The popular perception of More’s martyrdom, so brilliantly portrayed in Bolt’s play, is that of a man who died for the primacy of the individual conscience in any controversy, regardless of the truth of the matter. Bolt has More saying the following when speaking to the Duke of Norfolk about the Apostolic Succession and the primacy of the pope as successor to Saint Peter: “But what matters to me is not whether it’s true or not, but that I believe it to be true, or rather, not that I believe it, but that I believe it.”
But that portrays the man of faith as a skeptic or even a solipsist, believing that the ego, the self, is the source of all truth. There is, then, no objective truth, no standard of right or wrong applicable to all. There is only each man’s subjective truth, which he finds in his own private conscience. Thus More, elsewhere in the play, suggests to Norfolk that Norfolk might go to heaven for following his conscience and More to hell for not following his if both committed the very same act — signing the oath affirming the King as head of the church.
But for More, biographer Anthony Kenny observed, “as for Thomas Aquinas before him, the human conscience was not an autonomous lawgiver. Rather, a man’s conscience was his belief, true or false, about the law made by God.... One had a duty to inform one’s conscience correctly; perhaps by consulting the Scriptures, or the writings of the Saints, or by the authoritative documents of the Church. It was there that More tried to inform his own and the King’s conscience in the difficult matter of the divorce.”

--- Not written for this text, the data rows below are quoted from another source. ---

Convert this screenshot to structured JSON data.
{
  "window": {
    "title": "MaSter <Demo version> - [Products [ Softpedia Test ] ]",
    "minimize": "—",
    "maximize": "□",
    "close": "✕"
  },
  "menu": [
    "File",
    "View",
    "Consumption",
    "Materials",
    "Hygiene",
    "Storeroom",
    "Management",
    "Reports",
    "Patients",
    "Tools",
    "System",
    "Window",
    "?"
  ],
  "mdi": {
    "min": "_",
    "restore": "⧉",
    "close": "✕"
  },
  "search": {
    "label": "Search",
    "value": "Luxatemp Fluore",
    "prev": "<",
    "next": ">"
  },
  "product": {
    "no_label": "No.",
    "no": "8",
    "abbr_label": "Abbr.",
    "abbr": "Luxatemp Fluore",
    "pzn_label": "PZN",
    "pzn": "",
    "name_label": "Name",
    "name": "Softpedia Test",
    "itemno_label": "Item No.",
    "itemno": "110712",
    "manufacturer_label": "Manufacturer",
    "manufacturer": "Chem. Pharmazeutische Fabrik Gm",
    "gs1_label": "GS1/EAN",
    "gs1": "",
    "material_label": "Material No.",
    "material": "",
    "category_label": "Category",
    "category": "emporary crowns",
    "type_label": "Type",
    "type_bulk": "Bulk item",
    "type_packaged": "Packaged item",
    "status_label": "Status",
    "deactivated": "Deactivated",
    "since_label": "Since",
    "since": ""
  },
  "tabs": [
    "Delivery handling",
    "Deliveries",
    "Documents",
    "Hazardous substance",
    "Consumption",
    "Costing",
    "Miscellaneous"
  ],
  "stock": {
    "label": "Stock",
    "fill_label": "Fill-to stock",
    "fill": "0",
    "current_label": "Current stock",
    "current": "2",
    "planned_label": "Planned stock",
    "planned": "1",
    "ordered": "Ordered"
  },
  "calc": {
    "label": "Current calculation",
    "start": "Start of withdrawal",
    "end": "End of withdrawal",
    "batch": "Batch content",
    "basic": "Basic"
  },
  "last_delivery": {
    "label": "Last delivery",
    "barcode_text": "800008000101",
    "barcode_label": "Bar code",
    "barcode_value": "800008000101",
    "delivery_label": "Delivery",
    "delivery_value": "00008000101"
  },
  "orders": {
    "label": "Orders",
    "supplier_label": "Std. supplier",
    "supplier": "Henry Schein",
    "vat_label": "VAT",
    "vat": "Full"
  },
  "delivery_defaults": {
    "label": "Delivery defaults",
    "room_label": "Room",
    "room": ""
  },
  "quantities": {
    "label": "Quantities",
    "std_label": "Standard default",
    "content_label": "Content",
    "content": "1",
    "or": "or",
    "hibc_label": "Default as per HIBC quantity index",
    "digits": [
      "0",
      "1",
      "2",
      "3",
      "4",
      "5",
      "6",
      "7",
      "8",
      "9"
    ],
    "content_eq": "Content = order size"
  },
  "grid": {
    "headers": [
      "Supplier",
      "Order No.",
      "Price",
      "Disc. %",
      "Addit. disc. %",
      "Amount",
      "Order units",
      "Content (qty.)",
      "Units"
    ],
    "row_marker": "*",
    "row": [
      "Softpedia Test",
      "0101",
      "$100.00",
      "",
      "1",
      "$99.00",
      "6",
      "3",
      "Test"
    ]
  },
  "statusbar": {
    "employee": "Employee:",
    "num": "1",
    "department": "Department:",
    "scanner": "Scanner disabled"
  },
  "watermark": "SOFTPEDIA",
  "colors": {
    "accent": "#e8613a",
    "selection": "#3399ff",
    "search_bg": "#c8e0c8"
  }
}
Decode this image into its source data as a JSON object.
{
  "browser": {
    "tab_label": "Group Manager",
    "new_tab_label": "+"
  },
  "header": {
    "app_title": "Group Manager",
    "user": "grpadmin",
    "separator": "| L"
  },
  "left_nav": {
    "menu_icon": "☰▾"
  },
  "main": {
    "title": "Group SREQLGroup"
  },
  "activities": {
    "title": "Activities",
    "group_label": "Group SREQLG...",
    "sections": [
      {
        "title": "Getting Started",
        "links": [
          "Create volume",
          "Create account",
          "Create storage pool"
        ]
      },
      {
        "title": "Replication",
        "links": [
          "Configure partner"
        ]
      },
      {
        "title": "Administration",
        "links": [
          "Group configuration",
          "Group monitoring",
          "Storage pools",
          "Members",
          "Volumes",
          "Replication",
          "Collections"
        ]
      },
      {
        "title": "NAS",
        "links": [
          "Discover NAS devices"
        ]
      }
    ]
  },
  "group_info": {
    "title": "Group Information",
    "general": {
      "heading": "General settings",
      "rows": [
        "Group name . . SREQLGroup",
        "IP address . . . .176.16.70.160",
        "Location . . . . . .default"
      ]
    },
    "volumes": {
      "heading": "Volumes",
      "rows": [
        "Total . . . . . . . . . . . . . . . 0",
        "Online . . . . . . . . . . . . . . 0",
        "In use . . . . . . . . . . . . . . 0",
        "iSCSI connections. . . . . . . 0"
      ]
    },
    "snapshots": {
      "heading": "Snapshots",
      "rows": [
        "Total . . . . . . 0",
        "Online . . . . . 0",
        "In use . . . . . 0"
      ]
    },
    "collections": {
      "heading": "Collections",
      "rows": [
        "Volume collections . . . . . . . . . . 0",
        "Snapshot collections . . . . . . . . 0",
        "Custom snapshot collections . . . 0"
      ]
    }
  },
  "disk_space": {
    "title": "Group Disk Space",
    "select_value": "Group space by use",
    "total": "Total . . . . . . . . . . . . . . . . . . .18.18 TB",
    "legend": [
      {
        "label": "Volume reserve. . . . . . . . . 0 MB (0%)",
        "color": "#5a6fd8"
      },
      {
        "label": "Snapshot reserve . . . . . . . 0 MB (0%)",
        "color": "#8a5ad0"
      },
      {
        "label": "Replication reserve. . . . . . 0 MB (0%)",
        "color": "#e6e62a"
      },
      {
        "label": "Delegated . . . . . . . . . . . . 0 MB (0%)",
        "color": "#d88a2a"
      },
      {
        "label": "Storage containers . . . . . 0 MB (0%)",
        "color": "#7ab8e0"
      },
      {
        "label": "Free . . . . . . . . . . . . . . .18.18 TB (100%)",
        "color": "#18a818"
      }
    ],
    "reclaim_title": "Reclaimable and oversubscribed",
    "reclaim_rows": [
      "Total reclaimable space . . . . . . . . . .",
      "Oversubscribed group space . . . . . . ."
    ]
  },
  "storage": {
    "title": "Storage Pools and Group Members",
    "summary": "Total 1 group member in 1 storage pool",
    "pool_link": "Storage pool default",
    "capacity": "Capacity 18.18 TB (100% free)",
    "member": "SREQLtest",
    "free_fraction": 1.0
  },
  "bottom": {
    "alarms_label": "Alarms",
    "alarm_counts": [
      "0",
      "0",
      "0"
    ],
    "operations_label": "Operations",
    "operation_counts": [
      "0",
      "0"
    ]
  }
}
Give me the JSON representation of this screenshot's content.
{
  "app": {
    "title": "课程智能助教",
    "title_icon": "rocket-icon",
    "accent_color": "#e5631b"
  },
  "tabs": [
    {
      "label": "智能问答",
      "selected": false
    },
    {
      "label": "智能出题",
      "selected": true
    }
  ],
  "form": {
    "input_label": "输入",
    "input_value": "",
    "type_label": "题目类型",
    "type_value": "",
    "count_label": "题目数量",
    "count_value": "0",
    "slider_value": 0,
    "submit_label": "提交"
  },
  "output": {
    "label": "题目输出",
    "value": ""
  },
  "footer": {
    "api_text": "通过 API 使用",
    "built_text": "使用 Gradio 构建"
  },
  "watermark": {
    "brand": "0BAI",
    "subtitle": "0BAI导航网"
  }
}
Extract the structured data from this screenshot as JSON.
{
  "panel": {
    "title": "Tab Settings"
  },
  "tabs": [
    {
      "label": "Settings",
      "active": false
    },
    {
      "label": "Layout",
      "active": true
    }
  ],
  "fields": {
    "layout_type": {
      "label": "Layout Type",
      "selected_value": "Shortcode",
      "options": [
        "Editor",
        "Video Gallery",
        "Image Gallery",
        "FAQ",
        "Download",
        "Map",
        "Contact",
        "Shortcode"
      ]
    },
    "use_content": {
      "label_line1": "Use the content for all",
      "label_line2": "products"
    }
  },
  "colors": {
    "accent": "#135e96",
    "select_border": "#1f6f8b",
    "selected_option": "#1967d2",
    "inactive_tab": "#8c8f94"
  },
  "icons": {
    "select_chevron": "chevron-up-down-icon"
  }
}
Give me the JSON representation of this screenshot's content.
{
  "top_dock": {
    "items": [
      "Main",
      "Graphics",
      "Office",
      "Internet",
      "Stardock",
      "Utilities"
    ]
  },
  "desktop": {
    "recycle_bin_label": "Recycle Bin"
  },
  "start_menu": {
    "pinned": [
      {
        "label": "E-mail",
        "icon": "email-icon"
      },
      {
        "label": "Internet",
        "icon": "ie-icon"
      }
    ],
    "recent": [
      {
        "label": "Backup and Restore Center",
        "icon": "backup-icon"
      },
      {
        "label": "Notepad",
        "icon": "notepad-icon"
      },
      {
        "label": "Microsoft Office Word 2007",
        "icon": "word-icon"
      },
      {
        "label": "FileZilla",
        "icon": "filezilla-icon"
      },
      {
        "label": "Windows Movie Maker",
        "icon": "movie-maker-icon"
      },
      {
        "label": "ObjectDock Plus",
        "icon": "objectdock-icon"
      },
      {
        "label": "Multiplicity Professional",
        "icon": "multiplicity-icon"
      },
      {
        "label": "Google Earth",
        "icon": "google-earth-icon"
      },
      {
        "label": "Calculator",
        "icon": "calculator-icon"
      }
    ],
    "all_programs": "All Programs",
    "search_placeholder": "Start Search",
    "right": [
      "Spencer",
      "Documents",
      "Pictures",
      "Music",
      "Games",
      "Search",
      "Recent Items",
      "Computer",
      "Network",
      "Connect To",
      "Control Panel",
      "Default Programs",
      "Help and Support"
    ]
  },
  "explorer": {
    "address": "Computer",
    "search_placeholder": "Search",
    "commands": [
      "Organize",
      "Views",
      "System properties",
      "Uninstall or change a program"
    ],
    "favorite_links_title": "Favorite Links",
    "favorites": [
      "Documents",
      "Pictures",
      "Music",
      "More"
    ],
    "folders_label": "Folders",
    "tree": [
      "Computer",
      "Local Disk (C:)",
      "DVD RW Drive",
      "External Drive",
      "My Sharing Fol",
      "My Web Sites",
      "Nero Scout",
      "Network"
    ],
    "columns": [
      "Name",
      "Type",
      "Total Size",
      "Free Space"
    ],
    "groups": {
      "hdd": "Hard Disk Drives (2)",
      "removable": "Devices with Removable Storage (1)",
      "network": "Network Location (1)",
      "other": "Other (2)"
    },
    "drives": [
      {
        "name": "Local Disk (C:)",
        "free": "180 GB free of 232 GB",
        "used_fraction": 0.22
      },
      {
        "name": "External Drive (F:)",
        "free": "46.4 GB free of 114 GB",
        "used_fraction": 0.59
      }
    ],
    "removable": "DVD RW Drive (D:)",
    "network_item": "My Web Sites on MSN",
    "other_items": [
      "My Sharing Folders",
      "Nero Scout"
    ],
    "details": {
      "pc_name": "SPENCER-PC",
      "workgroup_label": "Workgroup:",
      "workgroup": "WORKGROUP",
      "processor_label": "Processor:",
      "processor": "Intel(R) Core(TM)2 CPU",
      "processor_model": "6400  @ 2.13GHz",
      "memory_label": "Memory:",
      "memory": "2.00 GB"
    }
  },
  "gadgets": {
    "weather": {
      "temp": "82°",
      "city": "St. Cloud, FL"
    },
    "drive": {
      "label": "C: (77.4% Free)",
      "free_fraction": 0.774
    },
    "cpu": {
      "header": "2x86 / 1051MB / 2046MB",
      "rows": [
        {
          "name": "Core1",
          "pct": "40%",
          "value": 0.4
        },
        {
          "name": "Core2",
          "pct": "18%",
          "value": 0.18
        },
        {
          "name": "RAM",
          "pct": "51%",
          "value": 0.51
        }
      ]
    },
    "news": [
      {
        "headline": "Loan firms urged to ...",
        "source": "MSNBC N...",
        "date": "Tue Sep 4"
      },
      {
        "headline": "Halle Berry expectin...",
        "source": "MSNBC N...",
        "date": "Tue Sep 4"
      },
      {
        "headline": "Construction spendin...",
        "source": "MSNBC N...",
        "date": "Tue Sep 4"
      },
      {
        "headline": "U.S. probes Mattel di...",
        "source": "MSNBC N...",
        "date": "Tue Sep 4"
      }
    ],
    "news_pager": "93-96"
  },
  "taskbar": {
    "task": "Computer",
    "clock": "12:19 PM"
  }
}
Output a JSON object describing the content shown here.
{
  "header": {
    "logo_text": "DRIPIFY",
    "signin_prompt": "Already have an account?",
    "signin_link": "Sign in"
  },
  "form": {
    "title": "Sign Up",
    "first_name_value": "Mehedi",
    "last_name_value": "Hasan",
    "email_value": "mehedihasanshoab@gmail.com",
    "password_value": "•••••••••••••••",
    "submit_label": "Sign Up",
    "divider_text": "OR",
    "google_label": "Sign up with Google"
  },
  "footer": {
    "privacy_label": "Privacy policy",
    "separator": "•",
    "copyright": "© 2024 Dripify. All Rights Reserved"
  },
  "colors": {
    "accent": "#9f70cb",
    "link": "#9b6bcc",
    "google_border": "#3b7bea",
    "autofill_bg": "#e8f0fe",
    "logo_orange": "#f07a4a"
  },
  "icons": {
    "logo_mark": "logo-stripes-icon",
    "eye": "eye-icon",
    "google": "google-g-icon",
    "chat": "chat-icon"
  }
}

“If there were no one but my self upon my side and the whole Parliament upon the other,” More said, “I would be sore afraid.” But, he insisted, “I am not bounden to change my conscience and conform it to the general council of our realm against the general counsel of Christendom.” Whenever More appealed against the laws of England, Kenny noted, “it was never to some private soul or self within, but to ‘the whole corps of Christendom’ without. And what he feared to incur, by taking the oath, was not a metaphysical spilling of self, but the everlasting loss of God.”
There were also issues of human law at stake, including the independence of the church as guaranteed in both the Magna Carta and the King’s coronation oath, as More pointed out when he finally broke his silence on the issue. His act of conscience was no mere matter of personal whim or choice, but was based on tradition and on laws and authority greater than the acts of a single Parliament.
In 1935, 400 years after losing their heads on Tower Hill, Thomas More and Bishop John Fisher were canonized saints by the Roman Catholic Church, which commends More as patron saint of lawyers and politicians. He remains a hero to non-Catholics as well and to all who see in his life and death the courage of a man who refused to put worldly honor and gain ahead of faithfulness to the God of his eternal salvation. At the end of a life centered on God and absorbed in prayer, More resisted with quiet fortitude the claims of an overbearing monarch upon a spiritual kingdom that did not belong to him. He was, he said before putting his head on the chopping block, “the King’s good servant, but God’s first.”
Sir Thomas More: God’s Servant FirstWritten by Jack Kenny
There is, if you will, an arresting scene in A Man for All Seasons, Robert Bolt’s magnificent play about Sir Thomas More. The scene concerns an arrest that does not take place at the home of More, the Lord Chancellor of England. An acquaintance named Richard Rich is acting suspiciously and members of the More household, and no doubt More himself, suspect he is spying on the Lord Chancellor and is prepared to betray him to his enemies — a suspicion borne out all too well by later events. Rich has no sooner left than More’s wife, daughter, and son-in-law all clamor for his arrest, a request More might grant but for the inconvenient fact that the man had broken no law.
“Father, that man’s bad,” his daughter protests.